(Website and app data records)
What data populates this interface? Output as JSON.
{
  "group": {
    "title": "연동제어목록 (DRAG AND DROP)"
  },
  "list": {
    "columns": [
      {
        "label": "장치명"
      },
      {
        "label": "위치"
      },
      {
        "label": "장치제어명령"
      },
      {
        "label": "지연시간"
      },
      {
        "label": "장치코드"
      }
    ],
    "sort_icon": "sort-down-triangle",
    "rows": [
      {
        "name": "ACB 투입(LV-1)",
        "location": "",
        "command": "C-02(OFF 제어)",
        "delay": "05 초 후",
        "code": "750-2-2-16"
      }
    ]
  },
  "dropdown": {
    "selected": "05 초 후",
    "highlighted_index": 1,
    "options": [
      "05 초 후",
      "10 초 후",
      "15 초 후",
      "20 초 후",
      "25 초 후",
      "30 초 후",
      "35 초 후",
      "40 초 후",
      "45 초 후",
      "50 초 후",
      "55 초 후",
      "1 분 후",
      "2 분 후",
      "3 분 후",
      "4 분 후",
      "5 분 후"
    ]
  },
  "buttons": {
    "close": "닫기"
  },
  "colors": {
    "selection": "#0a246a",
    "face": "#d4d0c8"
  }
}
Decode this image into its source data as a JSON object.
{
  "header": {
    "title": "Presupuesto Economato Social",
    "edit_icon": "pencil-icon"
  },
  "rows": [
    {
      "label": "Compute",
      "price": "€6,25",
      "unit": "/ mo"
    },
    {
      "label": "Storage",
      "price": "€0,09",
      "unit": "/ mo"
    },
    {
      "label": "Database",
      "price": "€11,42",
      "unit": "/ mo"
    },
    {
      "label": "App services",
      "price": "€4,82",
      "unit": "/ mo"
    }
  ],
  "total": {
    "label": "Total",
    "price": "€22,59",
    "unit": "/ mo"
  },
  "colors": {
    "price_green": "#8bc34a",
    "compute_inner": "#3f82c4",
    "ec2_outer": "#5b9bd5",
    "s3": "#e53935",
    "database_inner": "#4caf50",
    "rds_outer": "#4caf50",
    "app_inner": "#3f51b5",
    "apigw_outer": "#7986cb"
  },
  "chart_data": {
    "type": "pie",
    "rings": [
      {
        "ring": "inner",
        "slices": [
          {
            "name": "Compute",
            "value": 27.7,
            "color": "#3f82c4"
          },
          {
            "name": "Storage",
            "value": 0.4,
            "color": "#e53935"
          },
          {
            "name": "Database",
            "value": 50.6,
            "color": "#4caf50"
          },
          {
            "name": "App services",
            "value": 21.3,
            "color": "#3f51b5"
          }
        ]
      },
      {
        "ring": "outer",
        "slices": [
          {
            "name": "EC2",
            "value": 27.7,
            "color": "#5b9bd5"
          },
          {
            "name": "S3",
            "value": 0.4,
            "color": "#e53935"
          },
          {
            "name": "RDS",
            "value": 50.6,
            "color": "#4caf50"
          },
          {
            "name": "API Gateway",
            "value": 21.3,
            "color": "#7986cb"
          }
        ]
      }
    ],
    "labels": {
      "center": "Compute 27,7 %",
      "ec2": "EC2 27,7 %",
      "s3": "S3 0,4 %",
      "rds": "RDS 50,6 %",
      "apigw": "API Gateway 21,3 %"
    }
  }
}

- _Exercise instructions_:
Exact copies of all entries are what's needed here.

- _Solution_:
What data populates this interface? Output as JSON.
{
  "group": {
    "title": "연동제어목록 (DRAG AND DROP)"
  },
  "list": {
    "columns": [
      {
        "label": "장치명"
      },
      {
        "label": "위치"
      },
      {
        "label": "장치제어명령"
      },
      {
        "label": "지연시간"
      },
      {
        "label": "장치코드"
      }
    ],
    "sort_icon": "sort-down-triangle",
    "rows": [
      {
        "name": "ACB 투입(LV-1)",
        "location": "",
        "command": "C-02(OFF 제어)",
        "delay": "05 초 후",
        "code": "750-2-2-16"
      }
    ]
  },
  "dropdown": {
    "selected": "05 초 후",
    "highlighted_index": 1,
    "options": [
      "05 초 후",
      "10 초 후",
      "15 초 후",
      "20 초 후",
      "25 초 후",
      "30 초 후",
      "35 초 후",
      "40 초 후",
      "45 초 후",
      "50 초 후",
      "55 초 후",
      "1 분 후",
      "2 분 후",
      "3 분 후",
      "4 분 후",
      "5 분 후"
    ]
  },
  "buttons": {
    "close": "닫기"
  },
  "colors": {
    "selection": "#0a246a",
    "face": "#d4d0c8"
  }
}
Decode this image into its source data as a JSON object.
{
  "header": {
    "title": "Presupuesto Economato Social",
    "edit_icon": "pencil-icon"
  },
  "rows": [
    {
      "label": "Compute",
      "price": "€6,25",
      "unit": "/ mo"
    },
    {
      "label": "Storage",
      "price": "€0,09",
      "unit": "/ mo"
    },
    {
      "label": "Database",
      "price": "€11,42",
      "unit": "/ mo"
    },
    {
      "label": "App services",
      "price": "€4,82",
      "unit": "/ mo"
    }
  ],
  "total": {
    "label": "Total",
    "price": "€22,59",
    "unit": "/ mo"
  },
  "colors": {
    "price_green": "#8bc34a",
    "compute_inner": "#3f82c4",
    "ec2_outer": "#5b9bd5",
    "s3": "#e53935",
    "database_inner": "#4caf50",
    "rds_outer": "#4caf50",
    "app_inner": "#3f51b5",
    "apigw_outer": "#7986cb"
  },
  "chart_data": {
    "type": "pie",
    "rings": [
      {
        "ring": "inner",
        "slices": [
          {
            "name": "Compute",
            "value": 27.7,
            "color": "#3f82c4"
          },
          {
            "name": "Storage",
            "value": 0.4,
            "color": "#e53935"
          },
          {
            "name": "Database",
            "value": 50.6,
            "color": "#4caf50"
          },
          {
            "name": "App services",
            "value": 21.3,
            "color": "#3f51b5"
          }
        ]
      },
      {
        "ring": "outer",
        "slices": [
          {
            "name": "EC2",
            "value": 27.7,
            "color": "#5b9bd5"
          },
          {
            "name": "S3",
            "value": 0.4,
            "color": "#e53935"
          },
          {
            "name": "RDS",
            "value": 50.6,
            "color": "#4caf50"
          },
          {
            "name": "API Gateway",
            "value": 21.3,
            "color": "#7986cb"
          }
        ]
      }
    ],
    "labels": {
      "center": "Compute 27,7 %",
      "ec2": "EC2 27,7 %",
      "s3": "S3 0,4 %",
      "rds": "RDS 50,6 %",
      "apigw": "API Gateway 21,3 %"
    }
  }
}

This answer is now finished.